• AIM OF THE EXERCISE
When a line below contains the word "screenshot", it counts toward the total; give that total and nothing besides.
►
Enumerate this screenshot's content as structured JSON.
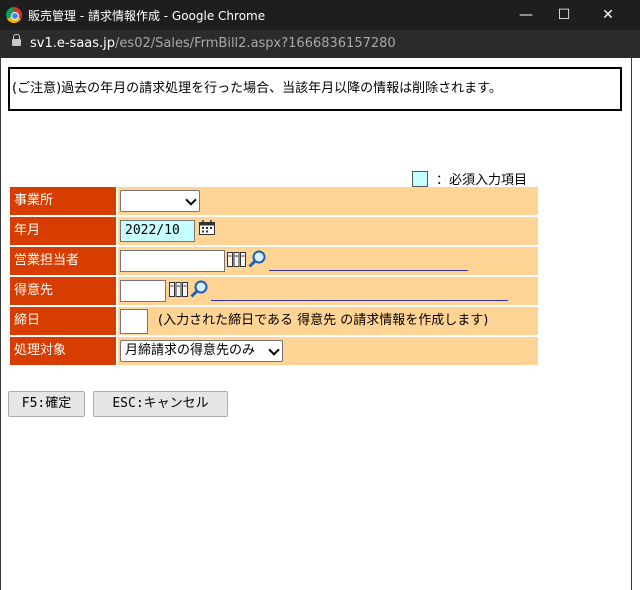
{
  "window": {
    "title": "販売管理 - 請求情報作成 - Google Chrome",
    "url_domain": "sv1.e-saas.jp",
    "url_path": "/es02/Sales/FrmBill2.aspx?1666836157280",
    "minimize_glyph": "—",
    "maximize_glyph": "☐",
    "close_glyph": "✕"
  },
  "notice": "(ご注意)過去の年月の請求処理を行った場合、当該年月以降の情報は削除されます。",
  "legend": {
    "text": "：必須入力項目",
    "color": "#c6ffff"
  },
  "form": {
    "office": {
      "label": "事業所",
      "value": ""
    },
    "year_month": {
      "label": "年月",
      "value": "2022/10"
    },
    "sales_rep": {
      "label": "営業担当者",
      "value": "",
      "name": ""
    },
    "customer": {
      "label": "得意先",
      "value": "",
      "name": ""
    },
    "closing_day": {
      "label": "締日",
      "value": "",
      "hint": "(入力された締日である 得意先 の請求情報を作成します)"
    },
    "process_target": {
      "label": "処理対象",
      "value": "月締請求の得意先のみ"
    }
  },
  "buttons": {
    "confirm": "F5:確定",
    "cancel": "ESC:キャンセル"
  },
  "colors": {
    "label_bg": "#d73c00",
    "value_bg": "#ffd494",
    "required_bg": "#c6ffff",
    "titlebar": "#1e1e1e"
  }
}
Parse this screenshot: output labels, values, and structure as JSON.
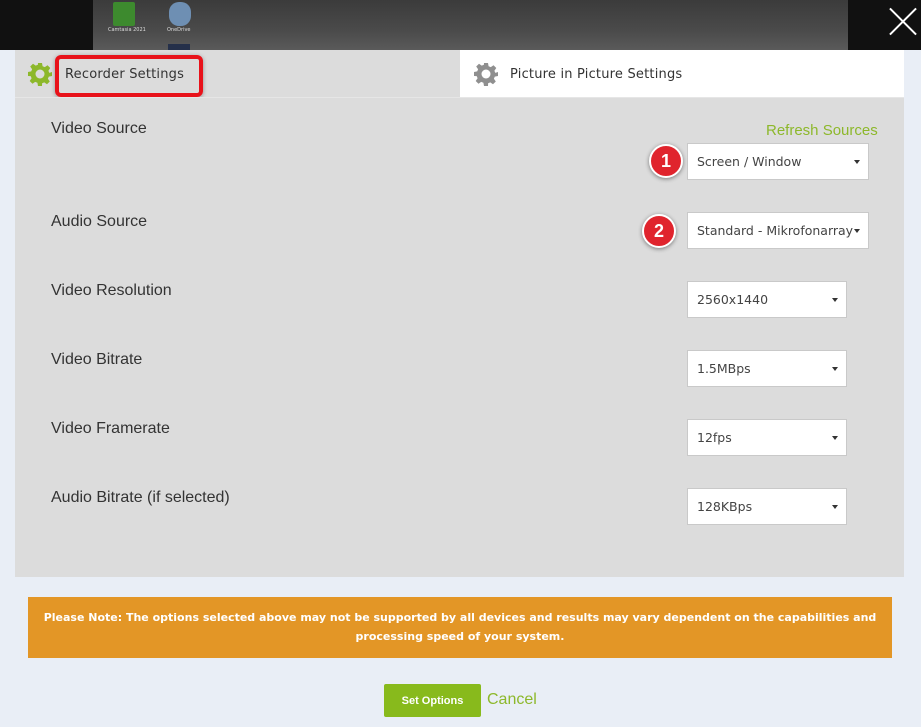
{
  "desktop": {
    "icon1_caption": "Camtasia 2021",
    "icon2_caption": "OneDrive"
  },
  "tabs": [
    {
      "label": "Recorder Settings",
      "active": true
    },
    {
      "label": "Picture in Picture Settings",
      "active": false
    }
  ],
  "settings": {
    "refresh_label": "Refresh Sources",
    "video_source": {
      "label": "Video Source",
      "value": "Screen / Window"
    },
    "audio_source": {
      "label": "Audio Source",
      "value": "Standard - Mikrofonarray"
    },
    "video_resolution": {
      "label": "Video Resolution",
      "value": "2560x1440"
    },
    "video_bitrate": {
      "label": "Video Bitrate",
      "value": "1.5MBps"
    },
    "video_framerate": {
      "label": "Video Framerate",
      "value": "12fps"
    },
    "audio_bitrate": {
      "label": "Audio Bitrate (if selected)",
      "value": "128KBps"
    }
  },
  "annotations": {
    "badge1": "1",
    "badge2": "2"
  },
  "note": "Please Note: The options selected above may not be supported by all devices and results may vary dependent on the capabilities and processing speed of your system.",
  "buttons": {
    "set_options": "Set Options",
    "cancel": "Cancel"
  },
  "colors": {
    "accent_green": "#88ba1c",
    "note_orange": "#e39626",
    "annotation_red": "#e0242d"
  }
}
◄
• TASK ANSWER
2